03/18/2010 05:12 am ET | Updated May 25, 2011

A Hero Remembered

We are a fortunate country to have such brave and patriotic troops to protect our freedoms. It is easy to take this for granted, but Veterans day offers us a chance to appreciate military service and simply say 'Thanks' to those who serve. For most of the year, I'd argue most people simply lose touch.

It was just before the November elections a year ago when I found out an Army buddy had died in Iraq. I've learned of such news before when I was on active duty, but this experience was different as a civilian -- admittedly, I had lost touch.

As I flipped through the channels one night, I came upon a debate between two candidates for Senate. I was about to turn the channel, but the debate turned to Iraq and one of the candidates said the name "Patriquin". The tone in which the candidate cited my friend's name alarmed me, so I went to my computer to run a search of what happened. My old friend, Travis Patriquin, had died two years before I learned of his heroics.

I stood in front of Travis in formations during the Infantry Officer Basic Course at Fort Benning for about 16 weeks in the Fall and Winter of 2000. Most of what I remember of Travis from that time was his optimism when things, as he would put it, 'sucked', and his enthusiasm for leading soldiers.

We were patrol buddies during a culmination exercise in December of 2000. It was one of the worst field problems I ever endured. It was cold, wet, and we were tired after walking through a Georgia marsh all night.

Travis pulled me through the field problem as a peer and even teased me about how I was soft to the cold. There was something very genuine in his personality and the way he interacted. He defined the mental challenges of the field simply as 'Sucks', as if they could be classified like basic elements. Cold, Hunger, Fatigue, and being wet all different 'sucks' that had to be endured.

This was a unique strength. Travis had a gift of taking difficult situations and simplifying them so that they could be solved with basic principles. In my case, he helped me find a mindset to endure the 'sucks' of the field.

While deployed to Iraq in 2006, Travis outlined a simple plan that was later covered by several media outlets. "How to win in Iraq" offered a stick-figure, and somewhat humorous, presentation of how Iraqi Sunnis could be convinced to push Al Qaeda out of Iraq. His ability to speak Arabic and understanding of the culture also allowed him to build ties with local Sunni leaders who began to cooperate. The subsequent movement became known as the Anbar Awakening.

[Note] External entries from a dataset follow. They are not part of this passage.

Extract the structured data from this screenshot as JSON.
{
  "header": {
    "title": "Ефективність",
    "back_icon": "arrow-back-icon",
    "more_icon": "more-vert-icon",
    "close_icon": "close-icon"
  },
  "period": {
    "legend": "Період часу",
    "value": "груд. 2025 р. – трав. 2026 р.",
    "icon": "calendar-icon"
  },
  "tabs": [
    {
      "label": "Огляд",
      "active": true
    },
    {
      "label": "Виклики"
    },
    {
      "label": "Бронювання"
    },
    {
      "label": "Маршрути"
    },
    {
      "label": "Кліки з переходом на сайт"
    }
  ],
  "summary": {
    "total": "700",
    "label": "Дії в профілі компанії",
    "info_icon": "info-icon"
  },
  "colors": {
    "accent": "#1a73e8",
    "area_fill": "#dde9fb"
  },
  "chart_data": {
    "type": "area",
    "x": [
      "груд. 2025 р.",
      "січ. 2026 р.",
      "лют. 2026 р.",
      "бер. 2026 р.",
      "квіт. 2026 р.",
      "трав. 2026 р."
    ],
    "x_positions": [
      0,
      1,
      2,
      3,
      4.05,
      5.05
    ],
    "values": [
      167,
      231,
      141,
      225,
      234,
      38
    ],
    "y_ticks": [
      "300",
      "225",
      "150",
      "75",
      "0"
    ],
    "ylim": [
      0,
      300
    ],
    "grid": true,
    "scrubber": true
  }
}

Travis' was killed by a road-side bomb not long after making such progress. His death fueled resentment among the Sunni leaders against Al Qaeda whose trust Travis earned. After his untimely death, the Sunnis only strengthened their resolve to press Al Qaeda out of Iraq.

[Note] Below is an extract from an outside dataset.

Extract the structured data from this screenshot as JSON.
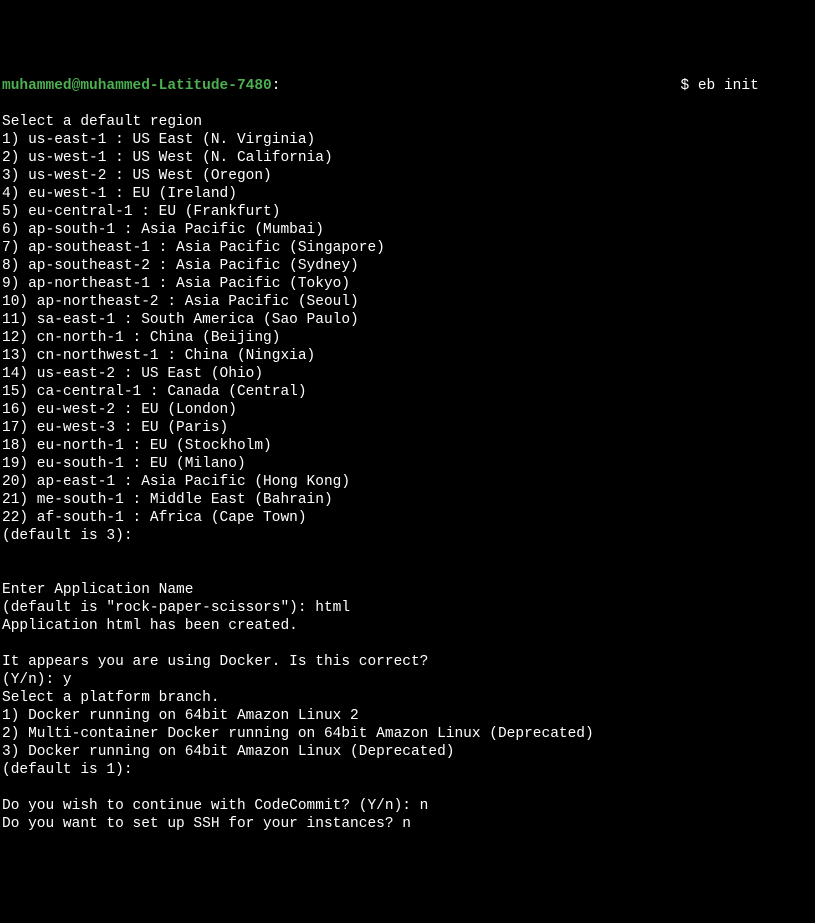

Regardless of one's views on the war, I think it is important to appreciate the service of those in uniform. My view was that we should never have invaded Iraq and that Al Qaeda chased us there after we invaded. However, this perspective in no way denigrates my view of Travis' heroism. In fact, in some ways it only strengthens my admiration of his service. Travis was given a situation that truly 'sucked' and yet he persevered with the same strengths I took note of almost ten years ago.

Thank you Travis and thank you to those men and women who continue to serve. You make us proud.